[Entries from a dataset of interfaces]
§

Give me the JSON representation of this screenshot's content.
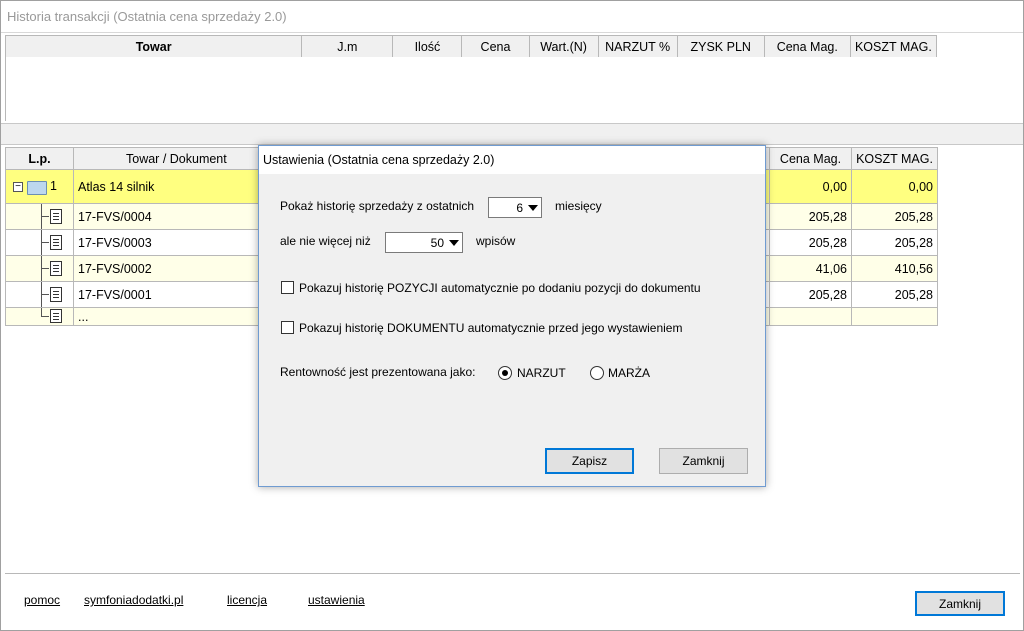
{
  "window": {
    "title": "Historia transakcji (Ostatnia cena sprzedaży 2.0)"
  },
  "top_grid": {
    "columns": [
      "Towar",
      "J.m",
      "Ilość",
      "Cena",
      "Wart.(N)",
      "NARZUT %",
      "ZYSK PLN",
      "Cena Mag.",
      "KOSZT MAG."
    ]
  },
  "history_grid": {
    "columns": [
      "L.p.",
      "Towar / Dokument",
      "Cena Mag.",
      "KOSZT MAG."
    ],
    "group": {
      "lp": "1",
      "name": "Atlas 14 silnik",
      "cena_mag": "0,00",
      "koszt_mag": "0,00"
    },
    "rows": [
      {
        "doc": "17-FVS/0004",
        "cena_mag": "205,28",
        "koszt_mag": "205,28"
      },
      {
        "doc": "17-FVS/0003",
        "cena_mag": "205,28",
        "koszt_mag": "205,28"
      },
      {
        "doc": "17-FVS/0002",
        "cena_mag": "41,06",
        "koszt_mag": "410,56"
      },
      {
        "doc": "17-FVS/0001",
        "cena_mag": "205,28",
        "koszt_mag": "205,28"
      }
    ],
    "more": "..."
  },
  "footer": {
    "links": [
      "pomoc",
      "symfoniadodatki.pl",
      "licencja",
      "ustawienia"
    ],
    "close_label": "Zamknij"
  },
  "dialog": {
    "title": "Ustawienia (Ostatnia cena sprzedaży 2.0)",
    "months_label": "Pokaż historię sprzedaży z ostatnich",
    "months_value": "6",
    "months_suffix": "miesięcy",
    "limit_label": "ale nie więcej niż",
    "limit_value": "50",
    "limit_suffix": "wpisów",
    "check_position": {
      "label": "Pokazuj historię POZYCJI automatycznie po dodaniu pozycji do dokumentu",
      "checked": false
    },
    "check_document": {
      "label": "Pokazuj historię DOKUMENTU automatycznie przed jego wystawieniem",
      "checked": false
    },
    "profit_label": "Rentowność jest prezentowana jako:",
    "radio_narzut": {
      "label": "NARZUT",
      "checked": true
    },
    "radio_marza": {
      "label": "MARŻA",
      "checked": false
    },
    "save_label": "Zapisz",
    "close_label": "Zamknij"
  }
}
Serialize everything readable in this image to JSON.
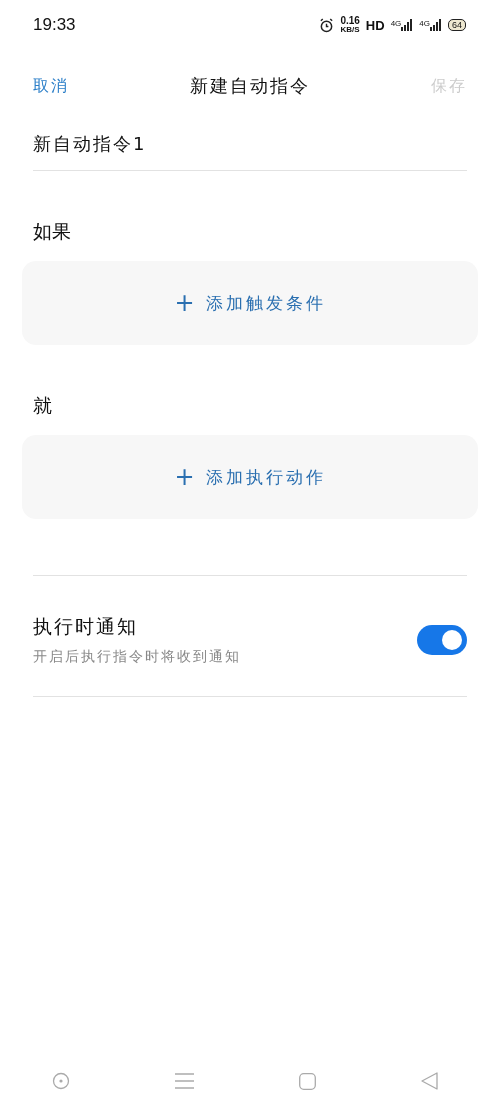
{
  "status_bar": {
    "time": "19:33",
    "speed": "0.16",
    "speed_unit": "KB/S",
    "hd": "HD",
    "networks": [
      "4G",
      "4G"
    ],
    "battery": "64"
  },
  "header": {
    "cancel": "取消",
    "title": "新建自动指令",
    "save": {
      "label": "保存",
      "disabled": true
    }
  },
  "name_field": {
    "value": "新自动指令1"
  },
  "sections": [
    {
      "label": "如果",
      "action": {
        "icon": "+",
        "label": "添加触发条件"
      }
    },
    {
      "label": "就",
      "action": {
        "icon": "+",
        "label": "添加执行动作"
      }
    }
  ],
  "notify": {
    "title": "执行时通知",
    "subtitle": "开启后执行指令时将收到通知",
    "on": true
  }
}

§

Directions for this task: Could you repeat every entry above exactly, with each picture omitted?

Solution for this problem:
Give me the JSON representation of this screenshot's content.
{
  "window": {
    "title": "Historia transakcji (Ostatnia cena sprzedaży 2.0)"
  },
  "top_grid": {
    "columns": [
      "Towar",
      "J.m",
      "Ilość",
      "Cena",
      "Wart.(N)",
      "NARZUT %",
      "ZYSK PLN",
      "Cena Mag.",
      "KOSZT MAG."
    ]
  },
  "history_grid": {
    "columns": [
      "L.p.",
      "Towar / Dokument",
      "Cena Mag.",
      "KOSZT MAG."
    ],
    "group": {
      "lp": "1",
      "name": "Atlas 14 silnik",
      "cena_mag": "0,00",
      "koszt_mag": "0,00"
    },
    "rows": [
      {
        "doc": "17-FVS/0004",
        "cena_mag": "205,28",
        "koszt_mag": "205,28"
      },
      {
        "doc": "17-FVS/0003",
        "cena_mag": "205,28",
        "koszt_mag": "205,28"
      },
      {
        "doc": "17-FVS/0002",
        "cena_mag": "41,06",
        "koszt_mag": "410,56"
      },
      {
        "doc": "17-FVS/0001",
        "cena_mag": "205,28",
        "koszt_mag": "205,28"
      }
    ],
    "more": "..."
  },
  "footer": {
    "links": [
      "pomoc",
      "symfoniadodatki.pl",
      "licencja",
      "ustawienia"
    ],
    "close_label": "Zamknij"
  },
  "dialog": {
    "title": "Ustawienia (Ostatnia cena sprzedaży 2.0)",
    "months_label": "Pokaż historię sprzedaży z ostatnich",
    "months_value": "6",
    "months_suffix": "miesięcy",
    "limit_label": "ale nie więcej niż",
    "limit_value": "50",
    "limit_suffix": "wpisów",
    "check_position": {
      "label": "Pokazuj historię POZYCJI automatycznie po dodaniu pozycji do dokumentu",
      "checked": false
    },
    "check_document": {
      "label": "Pokazuj historię DOKUMENTU automatycznie przed jego wystawieniem",
      "checked": false
    },
    "profit_label": "Rentowność jest prezentowana jako:",
    "radio_narzut": {
      "label": "NARZUT",
      "checked": true
    },
    "radio_marza": {
      "label": "MARŻA",
      "checked": false
    },
    "save_label": "Zapisz",
    "close_label": "Zamknij"
  }
}
Serialize everything readable in this image to JSON.
{
  "status_bar": {
    "time": "19:33",
    "speed": "0.16",
    "speed_unit": "KB/S",
    "hd": "HD",
    "networks": [
      "4G",
      "4G"
    ],
    "battery": "64"
  },
  "header": {
    "cancel": "取消",
    "title": "新建自动指令",
    "save": {
      "label": "保存",
      "disabled": true
    }
  },
  "name_field": {
    "value": "新自动指令1"
  },
  "sections": [
    {
      "label": "如果",
      "action": {
        "icon": "+",
        "label": "添加触发条件"
      }
    },
    {
      "label": "就",
      "action": {
        "icon": "+",
        "label": "添加执行动作"
      }
    }
  ],
  "notify": {
    "title": "执行时通知",
    "subtitle": "开启后执行指令时将收到通知",
    "on": true
  }
}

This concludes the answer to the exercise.